To best sell SaaS solutions to SMBs, IDC recommends that vendors focus on the benefits of the solution itself rather than the benefits of an on-demand solution in general. Eventually, Sandler says, SMBs will come around to the benefits of on-demand, such as low implementation costs, quick go-live times, and flexibility. "If you speak to them, it's always been more successful than they thought it would be," Sandler says of SMBs who have implemented SaaS solutions. "It's such a logical way for them to get the software. As they get more comfortable with it and have more services in place, slowly they will accept it."


Ramping Up to Service On-Demand

Gartner finds that the rapidly expanding SaaS market will force service providers to position themselves in preparation for the quickly changing landscape of IT software

by Colin Beasty

The market for software-as-a-service (SaaS) continues to pick up steam, having reached $6.3 billion in 2006, and is forecasted to grow to $19.3 billion by year-end 2011, according to new research released by Gartner. "The dysfunction of the client/server era is driving alternative approaches to IT development, delivery, and management, which SaaS is the most apparent version of," says Ben Pring, research vice president for Gartner. "There is a widespread consensus among the movers and shakers of the IT industry that SaaS is an important and meaningful issue which can no longer be regarded as the 'lunatic fringe.'"

Pring sees SaaS adoption broadening out from areas such as CRM and HR into new areas such as procurement and compliance management.
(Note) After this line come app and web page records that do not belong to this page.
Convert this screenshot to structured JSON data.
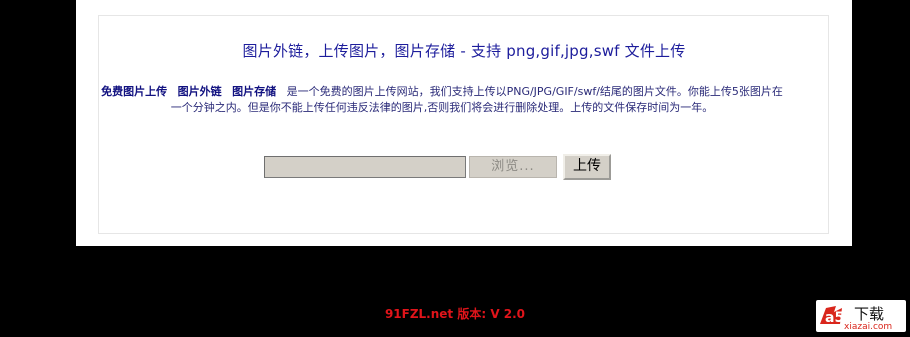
{
  "upload_page": {
    "heading": "图片外链，上传图片，图片存储 - 支持 png,gif,jpg,swf 文件上传",
    "desc_bold_1": "免费图片上传",
    "desc_bold_2": "图片外链",
    "desc_bold_3": "图片存储",
    "desc_text": "是一个免费的图片上传网站，我们支持上传以PNG/JPG/GIF/swf/结尾的图片文件。你能上传5张图片在一个分钟之内。但是你不能上传任何违反法律的图片,否则我们将会进行删除处理。上传的文件保存时间为一年。",
    "file_input_value": "",
    "browse_label": "浏览...",
    "upload_label": "上传"
  },
  "footer": {
    "version": "91FZL.net 版本: V 2.0"
  },
  "watermark": {
    "logo_text": "a5",
    "brand_text": "下载",
    "domain": "xiazai.com"
  },
  "colors": {
    "background": "#000000",
    "panel": "#ffffff",
    "heading": "#1d1d9c",
    "version": "#e0141a",
    "watermark_red": "#d9261c"
  }
}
However, the scale of change involved in moving to a SaaS approach is proving hard for many vendors to manage. "Due to the law of large numbers, traditional IT solution models are becoming victims of their own success, while the relative smallness of new approaches facilitates growth much more easily," Pring says. "For large, established IT solution providers, the SaaS market so far hasn't appeared to have enough incremental growth potential to meaningfully contribute to revenue growth. As a result, they have tended to ignore it."

This has left the door open for smaller, newer players, who are now pouring into this gap, Pring says. Incumbent IT solution providers are slowly waking up to this and are entering the market to leverage SaaS market interest. "SaaS is a manifestation of the increasing maturation of software development, deployment, and management. New technologies used in software development and improvements in the underlying development business processes are making software development a more industrialized process."

This maturation will also have a profound influence on the types of services consultants and system integrators will offer, and on the types of IT services that are sourced by enterprises. Some IT services will come to resemble manufacturing, and will have a similar development curve as most manufacturing businesses had during the last quarter of a century--that is, wide movement overseas to lower-cost production centers and overall price deflation, Pring says. Although the SaaS market is still relatively small, service providers need to make important strategic decisions now. Pring says that the scale of change that SaaS will produce requires providers to make the following changes soon so they can keep ahead of the SaaS wave:
Use solutions built on next-generation Web services, SOAs and highly automated server farms to produce multitenant, mass-customizable solutions that facilitate agility while sustaining uniqueness at a reduced cost.

Make strategic decisions around whether to offer SaaS as simply one element of a broader portfolio or to fully evolve toward a SaaS-based delivery model.
Act now because of the scale of change required to successfully exploit SaaS opportunities.
Conduct thorough due diligence to be well placed to take advantage of opportunities and manage risk as the market evolves toward SaaS.

"This potential combination of SaaS and global souring delivery models--two notions that have seemed diametrically opposite up until now--will produce powerful changes in the entire IT industry, and particularly IT service providers," Pring says.